The Prime Minister made it clear that the deal she wants for Britain cannot mean continued membership of the single market. The objective instead is to work towards a “bold, comprehensive and ambitious” free trade deal with the EU in order to maintain “the greatest access possible”. I’ve explained before why the term access is meaningless, but there were a few more details. May said that she is not against the idea of replicating aspects of the single market, specifically mentioning financial services and the automotive industry, and saying that it makes no sense to start from scratch.
May has made it clear in the past that she does not view our status within the customs union as a binary thing, and reiterated this in her speech today. She made it very clear that we would seek to find ourselves outside of the EU’s Common Commercial Policy – allowing us to do our own trade deals – but again, may mentioned something along the lines of an associate membership of the customs union in order to keep trade flowing freely.
The other main announcement was that the final deal would be put to a vote in both Houses of Parliament, a welcome development for many but one which for now has no clear implications. Nobody seems to know what would happen if Parliament did reject a deal, supposedly towards the end of the two-year negotiating period. At this point would we revert to WTO rules and the hardest Brexit of all? The pending legal case on the revocability of A50 will surely have a massive impact on exactly what this means.
May rounded off her speech by proclaiming that “No deal for Britain is better than a bad deal”. This echoes the Chancellor’s previous sentiment that in the event of a rock-hard WTO-rules Brexit, Britain would strip regulations and lower taxes to establish itself as a Singapore on Europe’s doorstep – something the EU would be concerned about certainly. For now, this strategy is being put forward as a worst case scenario backup plan, and as a mild threat to the EU27 to work with us in good faith towards a new arrangement. The reaction to this from the rest of Europe however, remains to be seen.
There were a few other good details in the speech. On EU citizens in Britain, May said that the government would seek to guarantee those rights as soon as possible, but perhaps in a veiled jibe at Merkel’s previous refusal at such a deal mentioned that there is no unanimity on this from the other side. There was a commitment that workers’ rights would be fully protected and indeed bolstered once within our remit. There was also a commitment to continued collaboration on matters of crime and foreign affairs, as well as science, research, technology and medicine. May suggested that it is reasonable for us to continue to pay into the EU budget for some of these privileges, but that these sums would not be vast.

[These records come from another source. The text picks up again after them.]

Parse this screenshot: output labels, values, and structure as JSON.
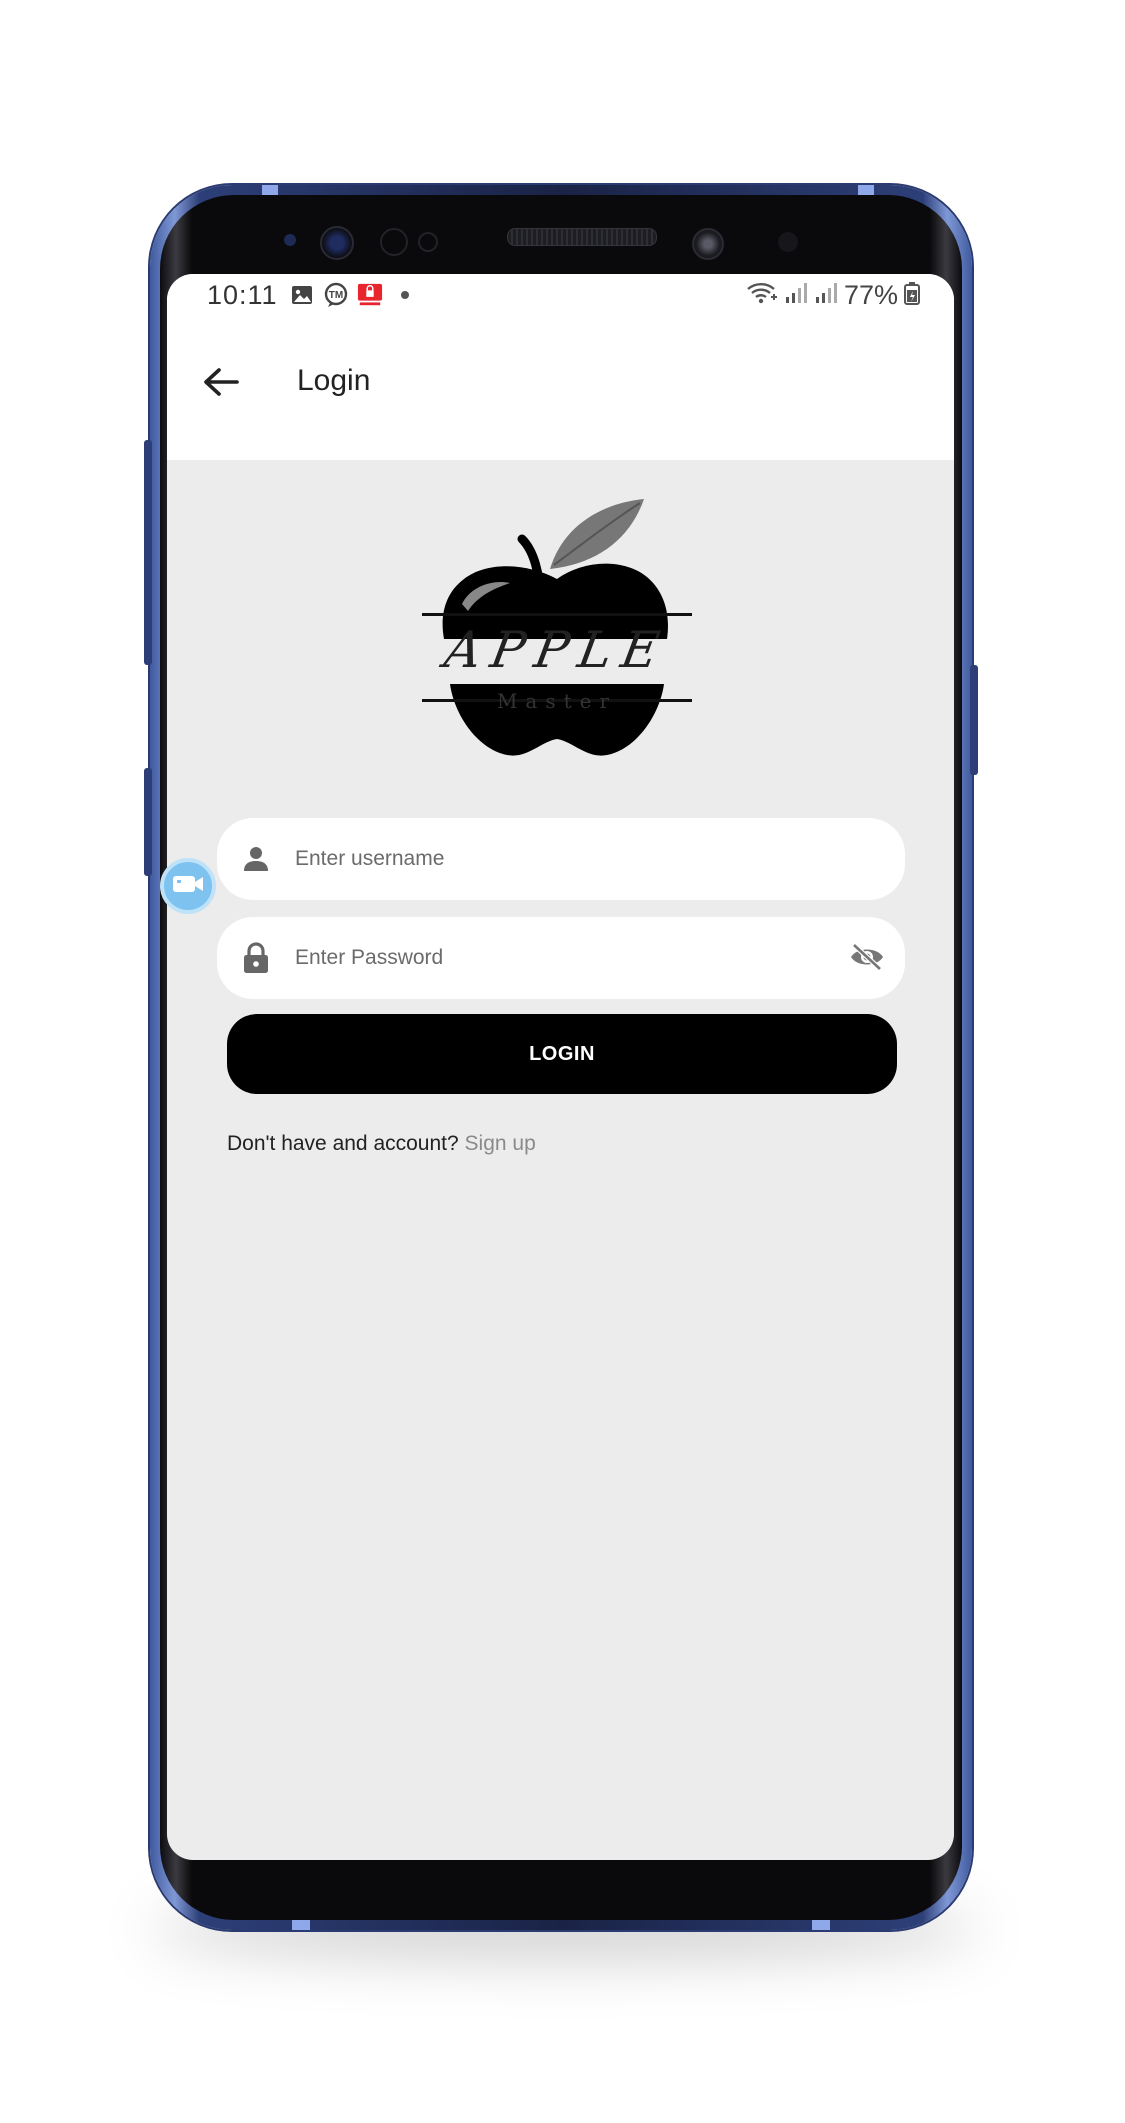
{
  "status_bar": {
    "time": "10:11",
    "battery": "77%",
    "left_icons": [
      "image-icon",
      "tm-icon",
      "lock-notification-icon",
      "dot-icon"
    ],
    "right_icons": [
      "wifi-icon",
      "signal-icon",
      "signal-icon-2",
      "battery-icon"
    ]
  },
  "app_bar": {
    "title": "Login",
    "back_icon": "arrow-left-icon"
  },
  "logo": {
    "title": "APPLE",
    "subtitle": "Master"
  },
  "form": {
    "username_placeholder": "Enter username",
    "password_placeholder": "Enter Password",
    "username_icon": "person-icon",
    "password_icon": "lock-icon",
    "visibility_icon": "eye-off-icon",
    "login_label": "LOGIN"
  },
  "signup": {
    "prompt": "Don't have and account?",
    "link": "Sign up"
  },
  "colors": {
    "screen_bg": "#ececec",
    "button_bg": "#000000",
    "link": "#8a8a8a",
    "frame": "#2d3f78"
  }
}
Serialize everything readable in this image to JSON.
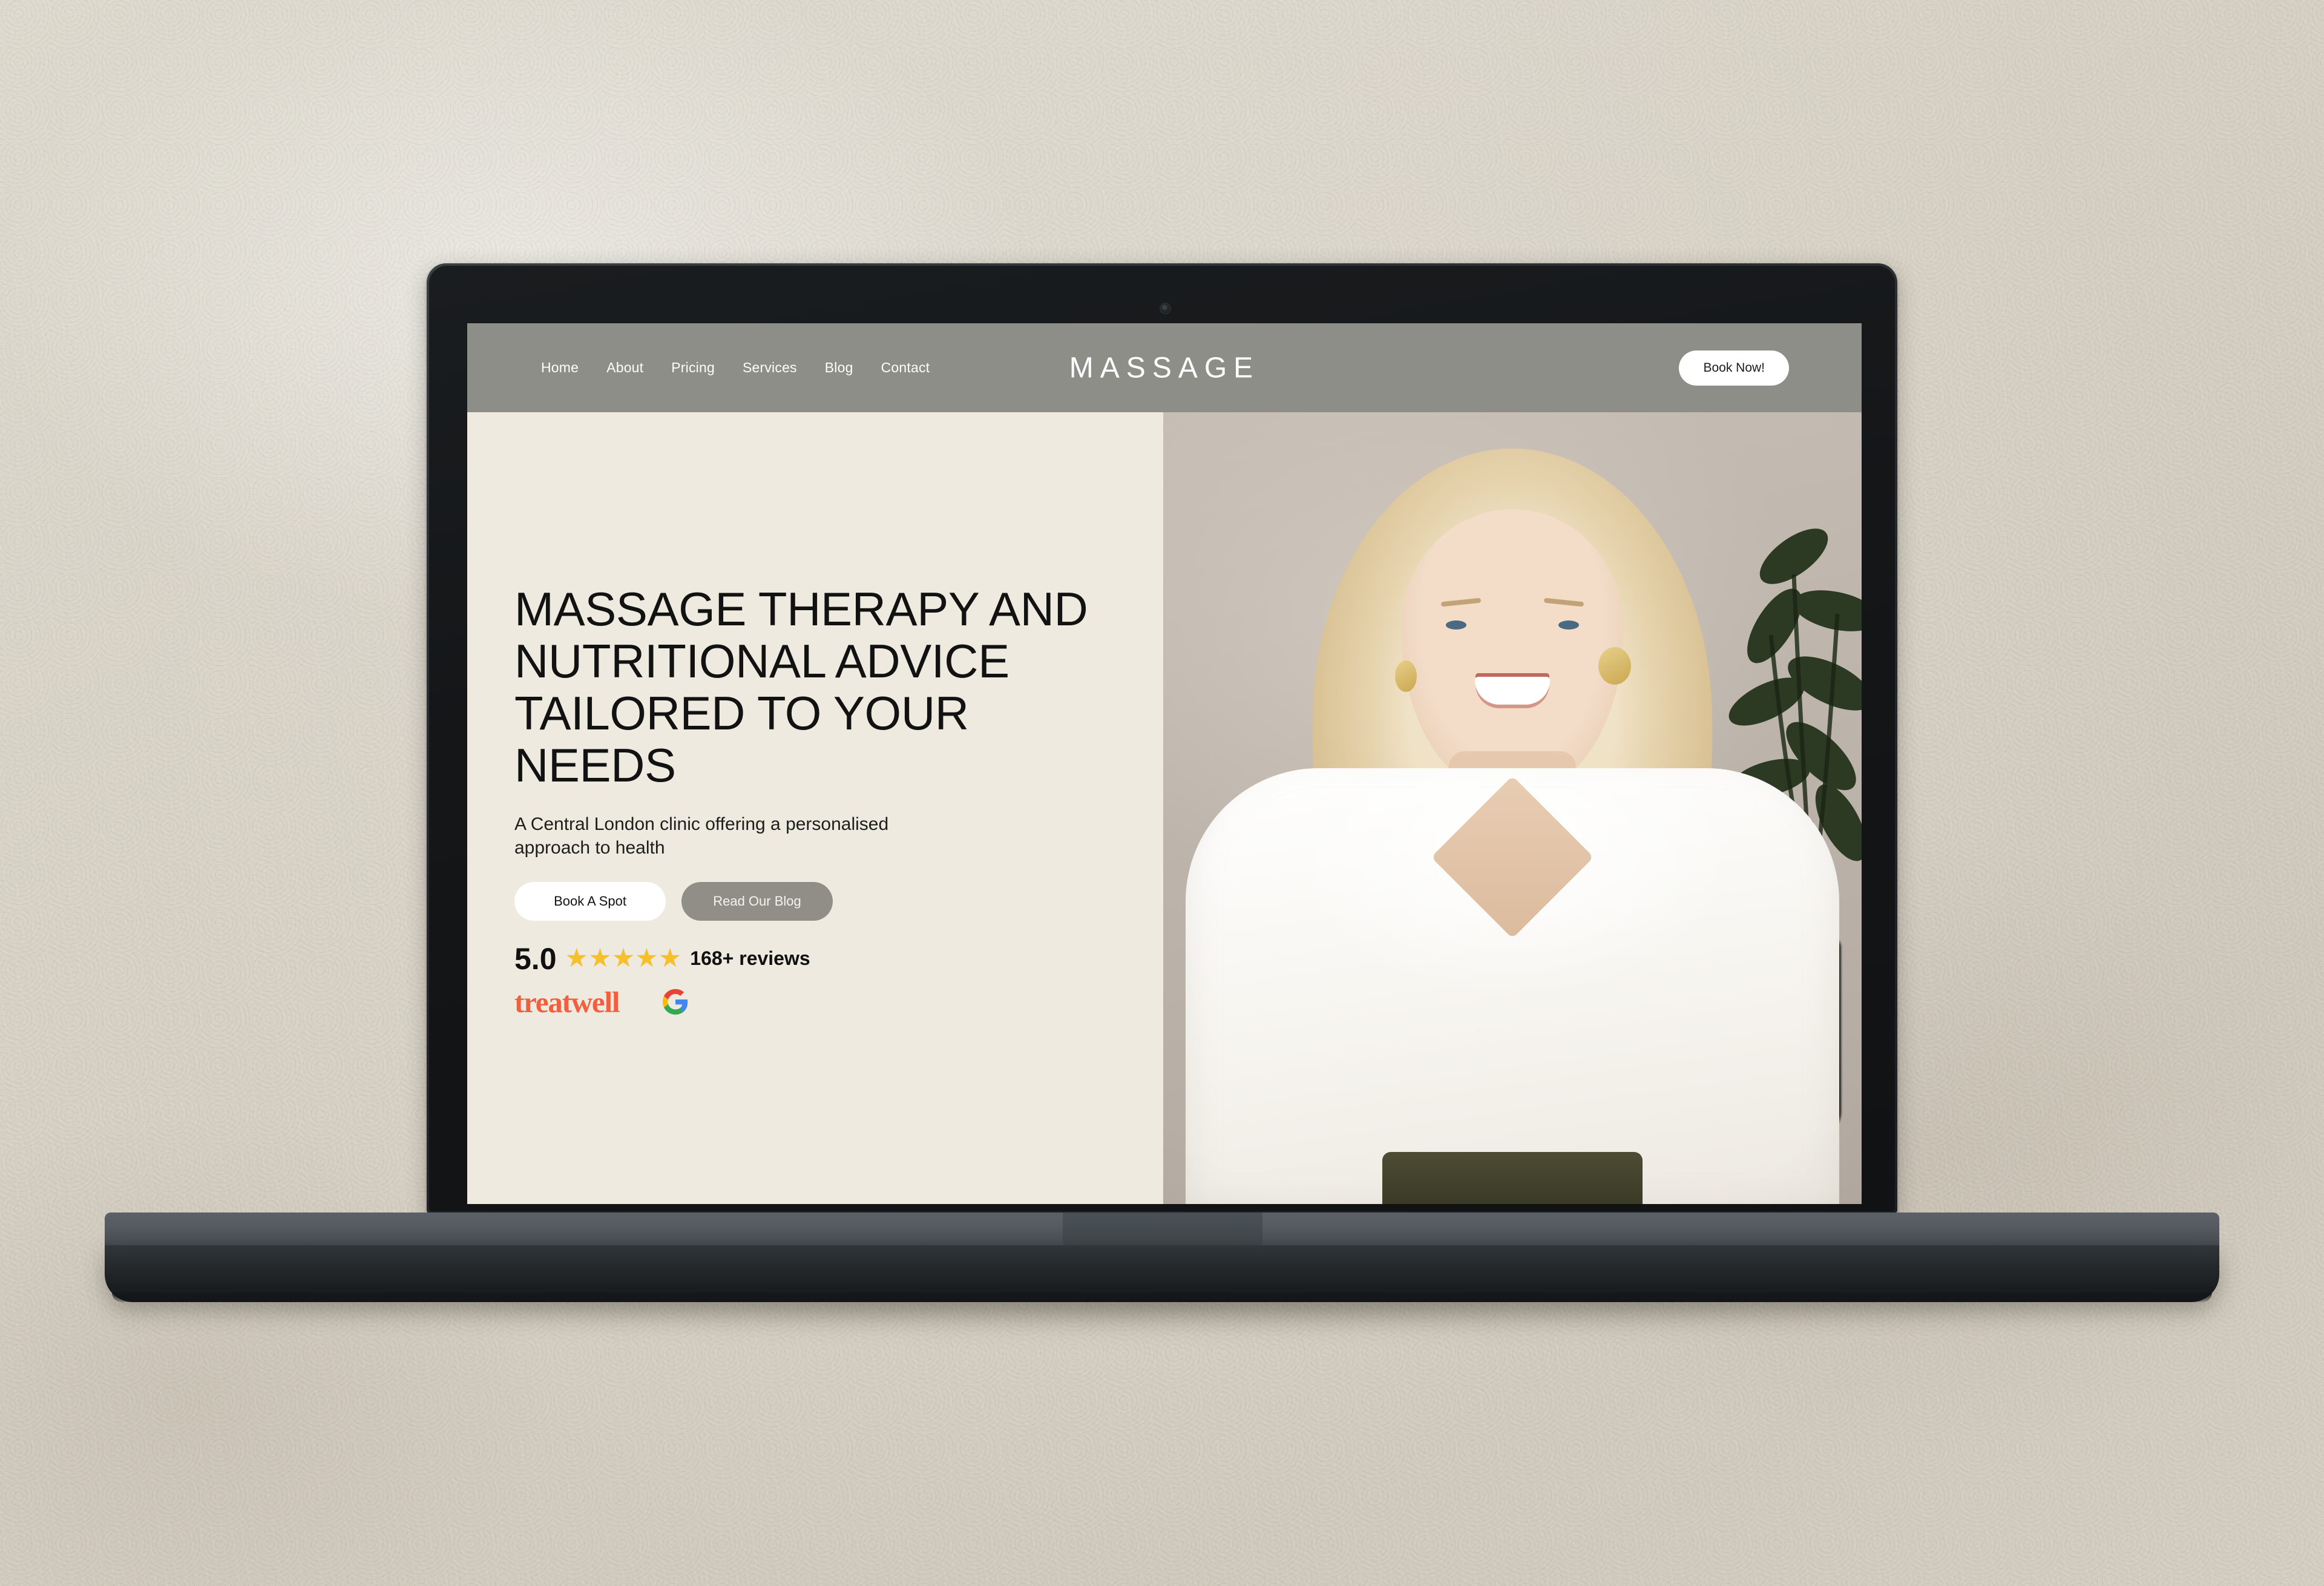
{
  "site": {
    "nav": {
      "links": [
        {
          "label": "Home"
        },
        {
          "label": "About"
        },
        {
          "label": "Pricing"
        },
        {
          "label": "Services"
        },
        {
          "label": "Blog"
        },
        {
          "label": "Contact"
        }
      ],
      "brand": "MASSAGE",
      "cta_label": "Book Now!",
      "bar_color": "#8e8e88"
    },
    "hero": {
      "headline": "MASSAGE THERAPY AND NUTRITIONAL ADVICE TAILORED TO YOUR NEEDS",
      "subheadline": "A Central London clinic offering a personalised approach to health",
      "primary_button": "Book A Spot",
      "secondary_button": "Read Our Blog",
      "panel_color": "#EFEAE0",
      "rating": {
        "score": "5.0",
        "stars": "★★★★★",
        "star_count": 5,
        "star_color": "#F5C02B",
        "count_label": "168+ reviews"
      },
      "badges": {
        "treatwell_label": "treatwell",
        "treatwell_color": "#F25F3E",
        "google_icon": "google-g-icon"
      },
      "image_alt": "Smiling blonde woman in a white blouse seated in a clinic with a potted plant behind her"
    }
  },
  "device": {
    "type": "laptop-mockup",
    "body_color": "#2d3236",
    "camera_icon": "webcam-dot-icon"
  },
  "background": {
    "surface": "textured plaster wall",
    "color": "#d9d4c9"
  }
}
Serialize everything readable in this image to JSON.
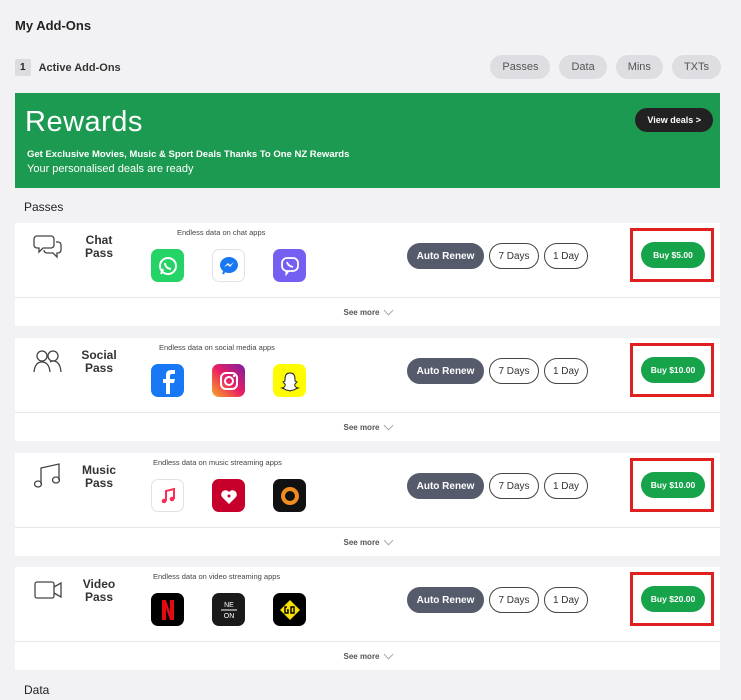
{
  "header": {
    "title": "My Add-Ons",
    "active_count": "1",
    "active_label": "Active Add-Ons"
  },
  "filters": [
    "Passes",
    "Data",
    "Mins",
    "TXTs"
  ],
  "rewards": {
    "title": "Rewards",
    "subtitle": "Get Exclusive Movies, Music & Sport Deals Thanks To One NZ Rewards",
    "subtitle2": "Your personalised deals are ready",
    "cta": "View deals >"
  },
  "sections": {
    "passes": "Passes",
    "data": "Data"
  },
  "option_labels": {
    "auto_renew": "Auto Renew",
    "seven_days": "7 Days",
    "one_day": "1 Day",
    "see_more": "See more"
  },
  "passes": [
    {
      "name_line1": "Chat",
      "name_line2": "Pass",
      "icon": "chat-bubbles-icon",
      "description": "Endless data on chat apps",
      "apps": [
        "whatsapp-icon",
        "messenger-icon",
        "viber-icon"
      ],
      "buy_label": "Buy $5.00"
    },
    {
      "name_line1": "Social",
      "name_line2": "Pass",
      "icon": "people-icon",
      "description": "Endless data on social media apps",
      "apps": [
        "facebook-icon",
        "instagram-icon",
        "snapchat-icon"
      ],
      "buy_label": "Buy $10.00"
    },
    {
      "name_line1": "Music",
      "name_line2": "Pass",
      "icon": "music-note-icon",
      "description": "Endless data on music streaming apps",
      "apps": [
        "apple-music-icon",
        "iheartradio-icon",
        "orange-circle-icon"
      ],
      "buy_label": "Buy $10.00"
    },
    {
      "name_line1": "Video",
      "name_line2": "Pass",
      "icon": "video-camera-icon",
      "description": "Endless data on video streaming apps",
      "apps": [
        "netflix-icon",
        "neon-icon",
        "go-icon"
      ],
      "buy_label": "Buy $20.00"
    }
  ],
  "colors": {
    "rewards_green": "#1d9a51",
    "buy_green": "#16a34a",
    "highlight_red": "#e02020",
    "auto_renew_bg": "#565b6b"
  }
}
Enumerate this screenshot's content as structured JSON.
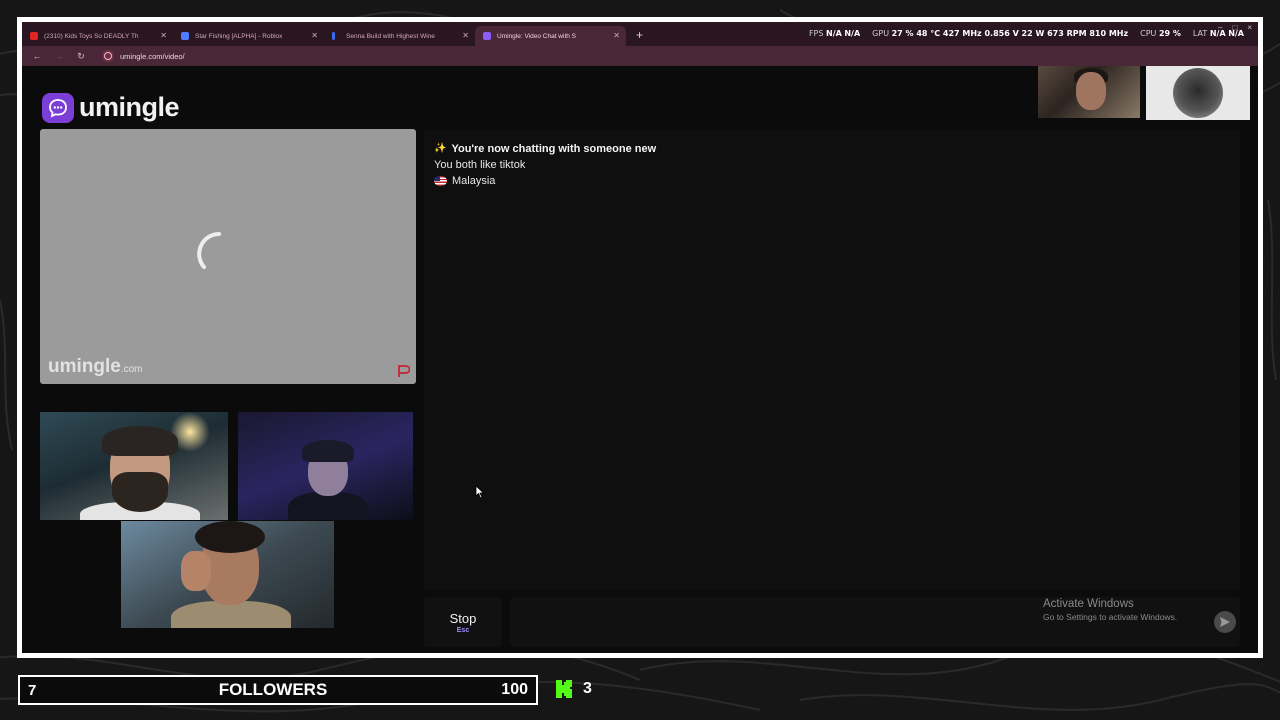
{
  "browser": {
    "tabs": [
      {
        "title": "(2310) Kids Toys So DEADLY Th",
        "icon": "youtube-icon",
        "color": "#e02424",
        "active": false
      },
      {
        "title": "Star Fishing [ALPHA] - Roblox",
        "icon": "roblox-icon",
        "color": "#4f7cff",
        "active": false
      },
      {
        "title": "Senna Build with Highest Wine",
        "icon": "site-icon",
        "color": "#3a6cf0",
        "active": false
      },
      {
        "title": "Umingle: Video Chat with S",
        "icon": "umingle-icon",
        "color": "#8b5cf6",
        "active": true
      }
    ],
    "new_tab": "+",
    "url": "umingle.com/video/",
    "window_controls": [
      "–",
      "□",
      "×"
    ]
  },
  "perf": {
    "fps_label": "FPS",
    "fps_val1": "N/A",
    "fps_val2": "N/A",
    "gpu_label": "GPU",
    "gpu_stats": "27 % 48 °C 427 MHz 0.856 V 22 W 673 RPM 810 MHz",
    "cpu_label": "CPU",
    "cpu_stats": "29 %",
    "lat_label": "LAT",
    "lat_val1": "N/A",
    "lat_val2": "N/A"
  },
  "app": {
    "logo_text": "umingle",
    "stranger_watermark": "umingle",
    "stranger_watermark_suffix": ".com",
    "accent": "#7b3fd8"
  },
  "chat": {
    "status_sparkle": "✨",
    "status": "You're now chatting with someone new",
    "interest": "You both like tiktok",
    "country": "Malaysia"
  },
  "controls": {
    "stop_label": "Stop",
    "stop_key": "Esc",
    "message_placeholder": ""
  },
  "windows_notice": {
    "title": "Activate Windows",
    "subtitle": "Go to Settings to activate Windows."
  },
  "overlay": {
    "followers_count": "7",
    "followers_label": "FOLLOWERS",
    "followers_goal": "100",
    "kick_count": "3",
    "kick_color": "#53fc18"
  }
}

Another unclear but important part of the speech covered how the PM sees the Brexit process happening. May is hoping for an agreement on the future relationship by the end of the two-year negotiating period, followed by a “phased implementation” utilising multiple “interim arrangements”. How this is different than a transitional arrangement is anybody’s guess, but it was made clear that a cliff-edge is to be avoided. How much detail the PM expects us to agree upon within two years is not clear at all, as it would be impossible to negotiate even the trade deal alone within such a time. Instead, it feels as if the PM is hoping to agree upon a broad position within two years, but is happy for the minutiae of process to take much longer, my guess would be a decade or more.
I’m sure that many leavers got a bit tingly during parts of the speech, but the main criticism of it will be that it is undoubtedly a “have your cake and eat it approach” despite being told by the EU27 that such an approach is unacceptable. It seems from how May addressed the “phased implementation” strategy though, that the position she is talking about is the end-game, not where we will be in 2019. The suggestion of multiple interim arrangements necessitates that May understands realising her vision of a global Britain in full won’t be happening in the near future, most likely not during her premiership. In reality, exiting the single market and the customs union was almost always an inevitability at some point in the future of post-EU Britain, but we still don’t have a lot of clarity over the steps we will be required to take to get there. The type of trade deal May is proposing would be more comprehensive that Canada’s CETA agreement, and when such an agreement has never been concluded in less than seven years, often taking more than ten, it could be a long time before we drop out the SM. Until then, interim arrangements will surely be some kind of quasi-membership until we have figured things out, which makes me still reluctant to call this a hard Brexit. In fact, any new UK-EU trade deal will require an independent dispute resolution regime handled by a supranational court. May explicitly said that she is okay with supranational institutions, just not any as strong as the EU ones. This points us directly towards membership of EFTA, which has its own court ready to take the European Court of Justice’s place. Alongside a comprehensive FTA, this would essentially put us in a Swiss-plus position.
Once again, the vital missing piece of the puzzle here is timelines. If following the negotiations, we accept that we won’t be able to do any of this stuff for a long time, then what do we do in the interim? May even conceded that interim arrangements would be up for negotiation. In terms of our final destination then, May has been quite clear as to the government’s objectives. As to what steps we take to get there though, I would still say that nothing is off the table.